** DATA PROVIDED follows **
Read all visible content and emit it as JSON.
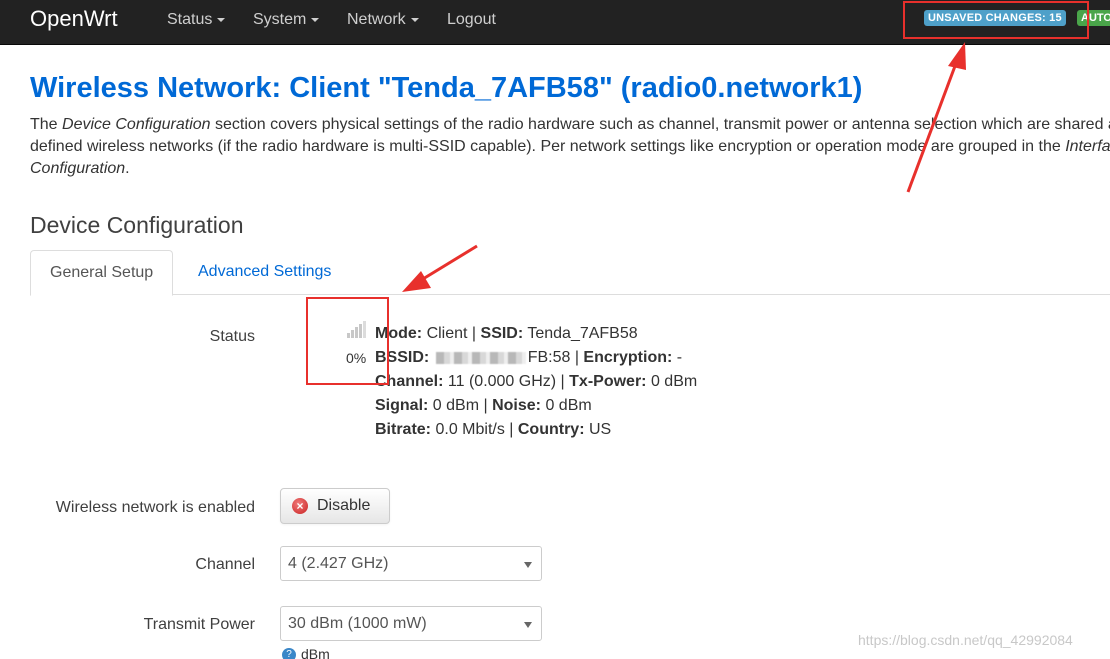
{
  "navbar": {
    "brand": "OpenWrt",
    "menu": [
      {
        "label": "Status"
      },
      {
        "label": "System"
      },
      {
        "label": "Network"
      },
      {
        "label": "Logout"
      }
    ],
    "unsaved_badge": "UNSAVED CHANGES: 15",
    "auto_badge": "AUTO"
  },
  "page": {
    "title": "Wireless Network: Client \"Tenda_7AFB58\" (radio0.network1)",
    "intro": {
      "p1": "The ",
      "p1_em": "Device Configuration",
      "p1_rest": " section covers physical settings of the radio hardware such as channel, transmit power or antenna selection which are shared among all",
      "p2_a": "defined wireless networks (if the radio hardware is multi-SSID capable). Per network settings like encryption or operation mode are grouped in the ",
      "p2_em": "Interface",
      "p3_em": "Configuration",
      "p3_rest": "."
    }
  },
  "device_config": {
    "title": "Device Configuration",
    "tabs": [
      {
        "label": "General Setup",
        "active": true
      },
      {
        "label": "Advanced Settings",
        "active": false
      }
    ],
    "status": {
      "label": "Status",
      "signal_percent": "0%",
      "mode_label": "Mode:",
      "mode_value": "Client",
      "ssid_label": "SSID:",
      "ssid_value": "Tenda_7AFB58",
      "bssid_label": "BSSID:",
      "bssid_visible_suffix": "FB:58",
      "encryption_label": "Encryption:",
      "encryption_value": "-",
      "channel_label": "Channel:",
      "channel_value": "11 (0.000 GHz)",
      "txpower_label": "Tx-Power:",
      "txpower_value": "0 dBm",
      "signal_label": "Signal:",
      "signal_value": "0 dBm",
      "noise_label": "Noise:",
      "noise_value": "0 dBm",
      "bitrate_label": "Bitrate:",
      "bitrate_value": "0.0 Mbit/s",
      "country_label": "Country:",
      "country_value": "US"
    },
    "enabled": {
      "label": "Wireless network is enabled",
      "button": "Disable"
    },
    "channel": {
      "label": "Channel",
      "value": "4 (2.427 GHz)"
    },
    "transmit_power": {
      "label": "Transmit Power",
      "value": "30 dBm (1000 mW)",
      "unit": "dBm"
    }
  },
  "watermark": "https://blog.csdn.net/qq_42992084",
  "colors": {
    "annotation": "#e8302c",
    "link": "#0069d6",
    "navbar": "#222222"
  }
}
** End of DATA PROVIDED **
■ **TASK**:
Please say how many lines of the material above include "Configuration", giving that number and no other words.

■ **ANSWER SPACE**:
3